HC Deb 17 July 1919 vol 118 cc598-600
63. Dr. M'DONALD

asked the President of the Board of Trade whether, in view of the price of coal in this country, he will take immediate steps to inquire into the possibility of procuring a cheap supply from the easily-accessible coal fields of Spitzbergen; and whether he is aware that coal can be procured, ready for shipment, at less than 7s. a ton in this area?


I am not aware that development is sufficiently advanced to justify the hope that there will be any very material assistance in the way of a substantial supply of cheap coal from Spitzbergen in the immediate future, particularly having regard to the question of freight, but I am causing inquiries to foe made into the matter.


asked the President of the Board of Trade whether, in the event of the postponement of the 6s. per ton advance on the price of coal for the experimental period of three months, he will take steps to ensure that any stocks of coal during this period are not unfairly depleted by those holding Authority to draw a large ration and able to pay cash down partly with the object of saving the possible extra charge and partly to fill their cellars against a shortage of supply; and whether he will take all possible steps to see that the requirements of those not able to stock coal and less able to pay are justly and fairly met?


Under the House-bold Fuel and Lighting Order, 1919, local fuel overseers have power to prevent coal merchants and dealers from making deliveries for stocking purposes to large consumers until they have established reserve stocks for the use of small consumers during the winter months.
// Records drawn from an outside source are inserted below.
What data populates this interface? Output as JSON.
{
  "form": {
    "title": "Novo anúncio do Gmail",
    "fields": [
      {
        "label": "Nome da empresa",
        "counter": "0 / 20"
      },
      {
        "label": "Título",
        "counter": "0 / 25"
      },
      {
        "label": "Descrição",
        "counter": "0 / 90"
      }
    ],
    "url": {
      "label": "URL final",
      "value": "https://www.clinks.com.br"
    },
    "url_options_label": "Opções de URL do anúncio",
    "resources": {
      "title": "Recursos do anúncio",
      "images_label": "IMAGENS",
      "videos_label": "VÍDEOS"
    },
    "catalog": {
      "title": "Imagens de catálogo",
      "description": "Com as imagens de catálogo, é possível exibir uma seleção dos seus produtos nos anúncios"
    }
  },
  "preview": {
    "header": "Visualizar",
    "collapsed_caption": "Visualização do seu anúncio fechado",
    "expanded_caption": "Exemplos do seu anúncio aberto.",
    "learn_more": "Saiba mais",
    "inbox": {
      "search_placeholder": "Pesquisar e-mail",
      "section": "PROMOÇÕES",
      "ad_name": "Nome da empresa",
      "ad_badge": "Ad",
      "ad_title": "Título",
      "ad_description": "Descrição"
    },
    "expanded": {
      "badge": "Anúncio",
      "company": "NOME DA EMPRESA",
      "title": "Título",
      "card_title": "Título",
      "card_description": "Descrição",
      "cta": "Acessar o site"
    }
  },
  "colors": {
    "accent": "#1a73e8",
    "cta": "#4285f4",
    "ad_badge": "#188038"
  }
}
By exercising this power the requirements of the small consumers will be looked after as far as possible.

65. Colonel BURDON

asked the President of the Board of Trade whether he will cause to be made out and lay weekly upon the Table of the House the total output of coal from mines in the United Kingdom and the separate output for each large coalfield, with the number of men employed each week in this industry?


Complete returns of output and employment are obtained from the collieries for four-weekly periods, and a weekly return of output of a provisional character is also obtained. I am afraid that it would not be practicable to obtain the former return for weekly periods, but as the number of men employed now shows only comparatively small deviations over periods of four weeks, I think that it will meet the purpose which the hon. and gallant Member has in view if I lay upon the Table of the House each week the provisional weekly outputs, together with the final output and employment figures for each four-weekly period.

Colonel BURDON

Could the hon. Gentleman not give the figures for the different coalfields, because that has a great bearing on the question?


I think that is what I have undertaken to do.

67. Mr. CLOUGH

asked the President of the Board of Trade whether any American coal is being imported into this country, and what is the rate, freight included, at which such coal can be imported?


I understand that certain negotiations have taken place with a view to the importation of American coal into this country, but I am not aware that any definite arrangements have been made. The usual prices, including freight, quoted for American coal delivered at European ports are from 30 to 33 dollars per ton, or 133s. to 147s. per ton at the present rate of exchange; the lowest firm offer of which I have received information is 23 dollars, or 100s., per ton, delivered at an Italian port. The f.o.b. price included in these figures may be taken at about 20s. to 23s. per ton.

Lieut.-Commander KENWORTHY

May I ask if there are any import restrictions on coal coming into this country, in view of the shortage?


I should like notice of that question.


If these negotiations are ratified, will that coal be carried in American or in British bottoms?


I cannot answer that.